Entries from a dataset of interfaces

+ + + +

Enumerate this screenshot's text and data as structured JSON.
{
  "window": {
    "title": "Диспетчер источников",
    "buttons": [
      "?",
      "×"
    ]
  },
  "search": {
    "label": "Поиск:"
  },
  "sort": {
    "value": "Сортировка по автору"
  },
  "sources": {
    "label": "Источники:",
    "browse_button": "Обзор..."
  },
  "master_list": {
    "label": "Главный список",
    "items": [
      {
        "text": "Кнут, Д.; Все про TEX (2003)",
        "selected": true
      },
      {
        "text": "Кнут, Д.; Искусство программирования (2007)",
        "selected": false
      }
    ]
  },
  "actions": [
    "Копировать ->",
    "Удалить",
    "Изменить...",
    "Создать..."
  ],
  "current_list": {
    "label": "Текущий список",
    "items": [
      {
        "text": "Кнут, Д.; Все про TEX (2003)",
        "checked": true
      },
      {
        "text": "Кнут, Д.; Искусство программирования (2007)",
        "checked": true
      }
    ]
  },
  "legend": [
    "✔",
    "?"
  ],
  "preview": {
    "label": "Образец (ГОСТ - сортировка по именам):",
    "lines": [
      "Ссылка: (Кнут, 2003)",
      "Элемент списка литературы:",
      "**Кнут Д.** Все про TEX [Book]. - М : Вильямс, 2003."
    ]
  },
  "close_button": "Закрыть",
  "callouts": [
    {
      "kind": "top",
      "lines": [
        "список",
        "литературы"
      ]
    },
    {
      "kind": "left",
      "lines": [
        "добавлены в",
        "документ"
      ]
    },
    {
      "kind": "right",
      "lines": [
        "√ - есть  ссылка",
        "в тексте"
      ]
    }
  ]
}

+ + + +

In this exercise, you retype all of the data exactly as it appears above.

Enumerate this screenshot's text and data as structured JSON.
{
  "window": {
    "title": "Диспетчер источников",
    "buttons": [
      "?",
      "×"
    ]
  },
  "search": {
    "label": "Поиск:"
  },
  "sort": {
    "value": "Сортировка по автору"
  },
  "sources": {
    "label": "Источники:",
    "browse_button": "Обзор..."
  },
  "master_list": {
    "label": "Главный список",
    "items": [
      {
        "text": "Кнут, Д.; Все про TEX (2003)",
        "selected": true
      },
      {
        "text": "Кнут, Д.; Искусство программирования (2007)",
        "selected": false
      }
    ]
  },
  "actions": [
    "Копировать ->",
    "Удалить",
    "Изменить...",
    "Создать..."
  ],
  "current_list": {
    "label": "Текущий список",
    "items": [
      {
        "text": "Кнут, Д.; Все про TEX (2003)",
        "checked": true
      },
      {
        "text": "Кнут, Д.; Искусство программирования (2007)",
        "checked": true
      }
    ]
  },
  "legend": [
    "✔",
    "?"
  ],
  "preview": {
    "label": "Образец (ГОСТ - сортировка по именам):",
    "lines": [
      "Ссылка: (Кнут, 2003)",
      "Элемент списка литературы:",
      "**Кнут Д.** Все про TEX [Book]. - М : Вильямс, 2003."
    ]
  },
  "close_button": "Закрыть",
  "callouts": [
    {
      "kind": "top",
      "lines": [
        "список",
        "литературы"
      ]
    },
    {
      "kind": "left",
      "lines": [
        "добавлены в",
        "документ"
      ]
    },
    {
      "kind": "right",
      "lines": [
        "√ - есть  ссылка",
        "в тексте"
      ]
    }
  ]
}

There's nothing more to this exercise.